Pete Mathews posed the global warming question based on his observations over time, and questioned ball specifications His comments appeared in the Spring 1991 edition of Platform Tennis News.
“Has ‘Global Warming’ really begun to affect the climate? I’m no expert, but I’ve noticed one thing for sure. Paddle seems to be played under much warmer conditions than I seem to remember in years past. How many photographs in PTN do you see where the pictured players are in either shorts or short sleeves? Furthermore, with the Nationals played later and later in March, the likelihood for warm conditions is greatly heightened for what is the culmination of our season and the supreme test of the game as played today.
Well here’s the real issue for discussion. The current V-30 ball produced by Vittert (and the only ball sanctioned for tournament play) has evolved a good bit over the past 10 years. It is less dense than the ball that I remember learning to play with and has, from my perspective, changed the nature of the game.
I’m not sure what brought about the change. I would appreciate any insight from an informed source. Both our racquet and court technology have improved. The oversized racquet provides a larger sweet spot and lighter weight, while aluminum decks and superstructure provide more consistently true playoff the deck and tighter screens. The ball, however, has in my opinion fallen back. To start with the ball becomes unplayable in about one-half the time that it used to. In addition, I do not remember a problem with lopsided balls when they were made of a denser foam. Secondly, but more importantly, the ball is too lively for play in conditions above 32 degrees. My version of the ideal game is played with tight and true screens and a firm ball which accelerates off the paddle when a drive is struck and hits hard on the paddle of an opposing player who is not back up to net and must attempt a volley from the knees or below. The “old ball” had these characteristics and yet still came off the screen appropriately if driven through the net players to provide opportunity for recovery.
I’ll make an analogy that may or may not be appropriate. Playing with the current ball is like playing racquetball instead of squash. The ball stays in play for much longer. It is tougher to put away either with a drive through the net players or with a delicately placed overhead off a short lob. The good lob is also not as rewarded because the player fielding the deep lob does not need to return as close to net since he/ she can make a volley easily enough from well off the net. Finally, the drop shot, one of the few true put-away shots, is largely negated as a weapon when the ball is as lively as it is now. I guess I do remember when the discussion centered around the appropriateness of the ‘high-bounce’ ball for tournament play in extremely cold weather, but gee I’d love to have to think about that issue again.

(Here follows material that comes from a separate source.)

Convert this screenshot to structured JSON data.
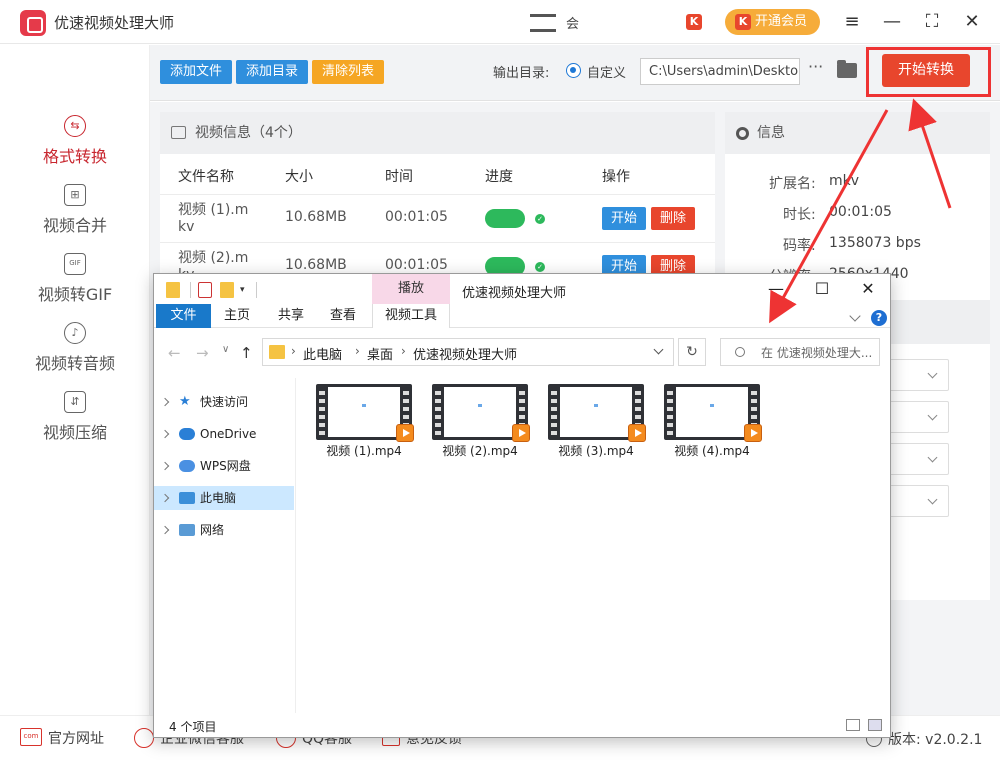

Do they still make the ‘high bounce?’ From my perspective, the current ball almost qualifies as one. The benefits of the current ball however are not lost on me. Platform tennis elbow is, I suspect, less prevalent given the reduced shock effect of this ball and the ability to play with lighter racquets. In addition, it is easier for novices to learn and enjoy the screen-play aspects of the game. Now I may be a lonely dissenter on the issue of the ball, and maybe we will return to a period where I’m complaining more about the cold instead of the warm. As a Mid Atlantic player I’m sure I am prejudiced by my geographic location. So here’s one vote for the return of a ball which was: a) firmer, b) rounder, c) held up better, d) died on the racquet if fielded off the shoe tops, e) died in the corner when delicately placed with an overhead, and f) died behind the net when dropped from on top of it. Extended rallies are still an important part of the game, but let’s reward the really good shots and impose a little more of a penalty for poor ones. The old ball accomplished that.”
Source: Platform Tennis News, Spring 1991